Site Amount Normal +/- % of Normal
Fayetteville (NW AR) 3.26 2.81 +0.45 116%
Harrison (NC AR) 3.89 2.64 +1.25 147%
Jonesboro (NE AR) 11.25 3.72 +7.53 302%
Fort Smith (WC AR) 5.05 2.76 +2.29 183%
Little Rock (C AR) 6.44 3.66 +2.78 176%
West Memphis (EC AR) 11.95 4.45 +7.50 269%
Texarkana (SW AR) 5.18 3.99 +1.19 130%
El Dorado (SC AR) 4.90 4.79 +0.11 102%
Pine Bluff (SE AR) 6.77 4.06 +2.71 167%

 

There was more than a half foot of rain north of Jackson, MS to southwest of Nashville, TN. A state of emergency was declared in Tennessee due to flood issues. There was major flooding in Columbia, TN as the Duck River crested ten feet above the flood stage. The Tennessee River was on its way to the second highest level (since 1897) at Perryville, TN. A mudslide in Chattanooga, TN flattened a sandwich shop. The two to three inches of rain that Nashville, TN got on the 22nd/23rd pushed the monthly total to 13.47 inches.
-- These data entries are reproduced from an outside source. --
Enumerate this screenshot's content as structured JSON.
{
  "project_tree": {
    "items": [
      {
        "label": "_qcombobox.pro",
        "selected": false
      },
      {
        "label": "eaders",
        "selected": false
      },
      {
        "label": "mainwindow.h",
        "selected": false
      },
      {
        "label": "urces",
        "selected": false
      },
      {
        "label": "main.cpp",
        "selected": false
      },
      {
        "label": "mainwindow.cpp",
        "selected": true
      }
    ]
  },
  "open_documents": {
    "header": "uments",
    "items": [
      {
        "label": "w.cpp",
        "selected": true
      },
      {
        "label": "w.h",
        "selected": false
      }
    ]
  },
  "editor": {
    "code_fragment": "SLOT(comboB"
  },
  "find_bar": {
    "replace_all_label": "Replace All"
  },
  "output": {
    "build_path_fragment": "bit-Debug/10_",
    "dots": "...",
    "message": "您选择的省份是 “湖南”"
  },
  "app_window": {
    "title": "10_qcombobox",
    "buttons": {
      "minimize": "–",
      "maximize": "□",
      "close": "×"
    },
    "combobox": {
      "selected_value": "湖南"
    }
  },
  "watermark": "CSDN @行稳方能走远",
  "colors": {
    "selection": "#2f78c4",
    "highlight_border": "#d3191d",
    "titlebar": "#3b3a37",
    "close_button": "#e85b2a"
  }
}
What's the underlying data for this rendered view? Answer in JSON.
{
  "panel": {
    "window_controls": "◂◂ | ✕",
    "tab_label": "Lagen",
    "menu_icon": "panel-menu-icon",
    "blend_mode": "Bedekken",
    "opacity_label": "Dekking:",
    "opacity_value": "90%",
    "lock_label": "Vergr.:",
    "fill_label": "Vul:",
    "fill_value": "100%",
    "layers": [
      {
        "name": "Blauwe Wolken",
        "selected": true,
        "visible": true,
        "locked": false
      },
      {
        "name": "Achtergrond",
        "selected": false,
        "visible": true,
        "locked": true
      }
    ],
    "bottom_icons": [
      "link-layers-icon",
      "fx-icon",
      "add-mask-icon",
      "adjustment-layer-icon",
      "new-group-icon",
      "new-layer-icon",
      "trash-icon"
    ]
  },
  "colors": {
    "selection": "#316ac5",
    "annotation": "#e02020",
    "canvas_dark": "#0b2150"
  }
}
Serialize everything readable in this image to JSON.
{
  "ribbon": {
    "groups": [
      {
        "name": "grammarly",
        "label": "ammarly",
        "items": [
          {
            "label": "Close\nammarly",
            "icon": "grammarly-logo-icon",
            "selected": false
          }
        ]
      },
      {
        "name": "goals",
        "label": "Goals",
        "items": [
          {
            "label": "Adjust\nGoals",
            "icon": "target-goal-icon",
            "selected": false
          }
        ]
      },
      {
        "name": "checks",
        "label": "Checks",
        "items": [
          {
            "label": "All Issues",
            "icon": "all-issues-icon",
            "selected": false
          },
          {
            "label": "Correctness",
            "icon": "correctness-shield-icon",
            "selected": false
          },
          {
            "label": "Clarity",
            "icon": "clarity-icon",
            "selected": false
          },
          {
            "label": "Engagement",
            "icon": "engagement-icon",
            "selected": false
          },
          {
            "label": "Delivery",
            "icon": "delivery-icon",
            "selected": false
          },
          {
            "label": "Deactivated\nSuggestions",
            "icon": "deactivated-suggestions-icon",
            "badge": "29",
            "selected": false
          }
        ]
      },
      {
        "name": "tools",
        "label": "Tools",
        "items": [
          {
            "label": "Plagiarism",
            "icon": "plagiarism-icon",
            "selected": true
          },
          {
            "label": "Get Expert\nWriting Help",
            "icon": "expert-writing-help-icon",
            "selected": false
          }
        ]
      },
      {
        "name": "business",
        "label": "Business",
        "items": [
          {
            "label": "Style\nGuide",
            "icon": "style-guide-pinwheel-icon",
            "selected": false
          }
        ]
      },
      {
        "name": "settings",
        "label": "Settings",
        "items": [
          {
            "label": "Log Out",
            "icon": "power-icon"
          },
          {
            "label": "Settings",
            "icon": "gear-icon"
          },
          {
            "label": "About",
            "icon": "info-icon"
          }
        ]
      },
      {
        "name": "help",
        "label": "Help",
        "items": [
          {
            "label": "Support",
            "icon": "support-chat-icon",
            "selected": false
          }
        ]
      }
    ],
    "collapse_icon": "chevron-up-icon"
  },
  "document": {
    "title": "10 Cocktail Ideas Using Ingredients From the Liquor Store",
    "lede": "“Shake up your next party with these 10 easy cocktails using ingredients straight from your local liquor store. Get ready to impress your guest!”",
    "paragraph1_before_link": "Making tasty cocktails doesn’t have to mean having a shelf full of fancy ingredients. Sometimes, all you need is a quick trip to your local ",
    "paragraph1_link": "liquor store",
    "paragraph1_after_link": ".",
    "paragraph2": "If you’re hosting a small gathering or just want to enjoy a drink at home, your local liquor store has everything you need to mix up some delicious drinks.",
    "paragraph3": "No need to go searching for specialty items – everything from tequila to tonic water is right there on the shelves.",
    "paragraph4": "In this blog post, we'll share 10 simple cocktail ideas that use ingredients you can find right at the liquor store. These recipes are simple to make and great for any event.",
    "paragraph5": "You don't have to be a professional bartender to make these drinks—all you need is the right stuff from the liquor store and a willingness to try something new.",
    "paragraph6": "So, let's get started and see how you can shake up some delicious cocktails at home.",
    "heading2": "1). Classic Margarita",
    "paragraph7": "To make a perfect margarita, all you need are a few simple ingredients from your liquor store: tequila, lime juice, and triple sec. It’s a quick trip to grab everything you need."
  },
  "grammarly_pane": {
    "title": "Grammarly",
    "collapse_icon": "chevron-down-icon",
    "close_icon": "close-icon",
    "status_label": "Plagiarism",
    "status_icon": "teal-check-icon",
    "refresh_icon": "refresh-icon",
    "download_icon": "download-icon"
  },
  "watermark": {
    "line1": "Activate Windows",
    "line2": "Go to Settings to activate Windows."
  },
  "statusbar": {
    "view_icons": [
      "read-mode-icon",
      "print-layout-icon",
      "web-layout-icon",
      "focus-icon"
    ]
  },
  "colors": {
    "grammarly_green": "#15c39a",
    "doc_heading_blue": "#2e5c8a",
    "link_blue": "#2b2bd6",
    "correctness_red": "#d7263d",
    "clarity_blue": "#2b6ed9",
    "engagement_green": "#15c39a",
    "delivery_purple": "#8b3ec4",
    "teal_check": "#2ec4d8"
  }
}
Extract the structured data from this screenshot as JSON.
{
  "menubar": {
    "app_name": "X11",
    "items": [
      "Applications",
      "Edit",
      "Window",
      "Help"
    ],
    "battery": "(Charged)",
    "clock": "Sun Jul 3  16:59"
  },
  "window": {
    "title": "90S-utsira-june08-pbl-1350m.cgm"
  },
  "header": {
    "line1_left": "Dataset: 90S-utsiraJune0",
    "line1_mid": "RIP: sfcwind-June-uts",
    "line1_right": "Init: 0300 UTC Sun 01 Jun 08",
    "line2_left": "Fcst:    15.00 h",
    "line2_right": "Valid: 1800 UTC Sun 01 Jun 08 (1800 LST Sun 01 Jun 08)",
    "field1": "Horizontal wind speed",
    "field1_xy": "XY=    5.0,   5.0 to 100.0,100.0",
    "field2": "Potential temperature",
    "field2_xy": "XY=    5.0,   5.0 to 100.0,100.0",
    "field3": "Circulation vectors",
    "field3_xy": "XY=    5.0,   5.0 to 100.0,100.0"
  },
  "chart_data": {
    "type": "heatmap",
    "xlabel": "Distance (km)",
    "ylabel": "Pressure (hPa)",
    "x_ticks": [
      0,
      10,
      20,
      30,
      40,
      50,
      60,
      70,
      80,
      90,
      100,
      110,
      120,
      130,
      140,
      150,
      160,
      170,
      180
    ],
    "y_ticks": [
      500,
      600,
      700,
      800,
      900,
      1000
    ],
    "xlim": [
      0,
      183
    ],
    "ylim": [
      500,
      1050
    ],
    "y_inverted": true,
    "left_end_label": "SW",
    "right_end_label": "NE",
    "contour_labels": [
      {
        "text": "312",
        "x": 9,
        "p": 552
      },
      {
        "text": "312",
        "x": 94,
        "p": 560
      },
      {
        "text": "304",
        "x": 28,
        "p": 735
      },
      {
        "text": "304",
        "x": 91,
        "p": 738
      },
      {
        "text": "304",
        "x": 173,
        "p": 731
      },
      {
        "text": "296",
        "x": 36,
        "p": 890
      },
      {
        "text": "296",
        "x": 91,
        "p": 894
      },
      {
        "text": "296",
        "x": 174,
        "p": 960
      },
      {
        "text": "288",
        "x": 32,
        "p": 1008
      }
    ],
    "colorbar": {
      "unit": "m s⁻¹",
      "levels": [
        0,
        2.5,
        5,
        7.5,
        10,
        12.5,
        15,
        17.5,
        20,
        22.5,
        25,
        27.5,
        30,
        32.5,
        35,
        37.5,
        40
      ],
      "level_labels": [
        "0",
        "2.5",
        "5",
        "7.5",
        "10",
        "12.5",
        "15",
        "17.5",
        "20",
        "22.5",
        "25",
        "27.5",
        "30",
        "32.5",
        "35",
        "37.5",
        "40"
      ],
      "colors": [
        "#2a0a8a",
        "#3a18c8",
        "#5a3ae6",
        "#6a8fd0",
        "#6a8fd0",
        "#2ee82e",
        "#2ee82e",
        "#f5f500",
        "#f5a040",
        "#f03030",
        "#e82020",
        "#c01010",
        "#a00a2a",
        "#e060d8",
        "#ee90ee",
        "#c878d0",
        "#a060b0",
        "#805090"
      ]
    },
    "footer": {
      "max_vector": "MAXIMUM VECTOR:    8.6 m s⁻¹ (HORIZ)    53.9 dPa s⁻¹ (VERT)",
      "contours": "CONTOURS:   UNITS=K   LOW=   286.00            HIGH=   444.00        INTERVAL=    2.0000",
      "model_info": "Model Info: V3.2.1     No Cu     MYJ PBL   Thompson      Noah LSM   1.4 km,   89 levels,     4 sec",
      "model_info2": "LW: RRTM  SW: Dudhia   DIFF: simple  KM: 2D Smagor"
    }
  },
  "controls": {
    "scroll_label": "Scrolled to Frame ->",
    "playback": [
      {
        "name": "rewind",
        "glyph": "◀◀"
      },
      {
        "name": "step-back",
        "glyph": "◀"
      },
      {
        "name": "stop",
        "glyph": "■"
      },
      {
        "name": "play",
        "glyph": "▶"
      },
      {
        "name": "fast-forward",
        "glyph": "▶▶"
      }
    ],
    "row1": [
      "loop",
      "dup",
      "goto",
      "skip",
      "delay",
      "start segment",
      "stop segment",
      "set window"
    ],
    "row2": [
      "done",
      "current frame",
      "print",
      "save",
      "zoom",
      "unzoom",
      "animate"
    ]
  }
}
This made it the wettest February on record in the city (breaking the previous high mark of 12.37 inches in 1880). Tupelo, MS got 6.91 inches of rain in two days, with a record over 15 inches for the month.

 

Links of Interest
February 7-8, 2019 (severe storms/heavy rain/turning colder)
February 10-11, 2019 (too much rain/flooding)
February 15-20, 2019 (heavy rain/some ice)
February 22-24, 2019 (more rain/severe storms to east/windy)

 

Additional February Details
 
For more details about February, 2019...go to the "Temperatures and Precipitation" section below.

 

Temperatures and Precipitation
Temperatures were a little above normal in February. Readings at North Little Rock (Pulaski County) are shown to right. February, 2019 Temperatures in North Little Rock

 

February, 2019 Precipitation in North Little Rock Precipitation was above to well above average across much of Arkansas. Amounts at North Little Rock (Pulaski County) are shown to left.

 

To right, a look at precipitation across the state. February, 2019 Precipitation in Arkansas

 

For a look at actual temperatures and precipitation in Arkansas as measured by the cooperative observer network, click here.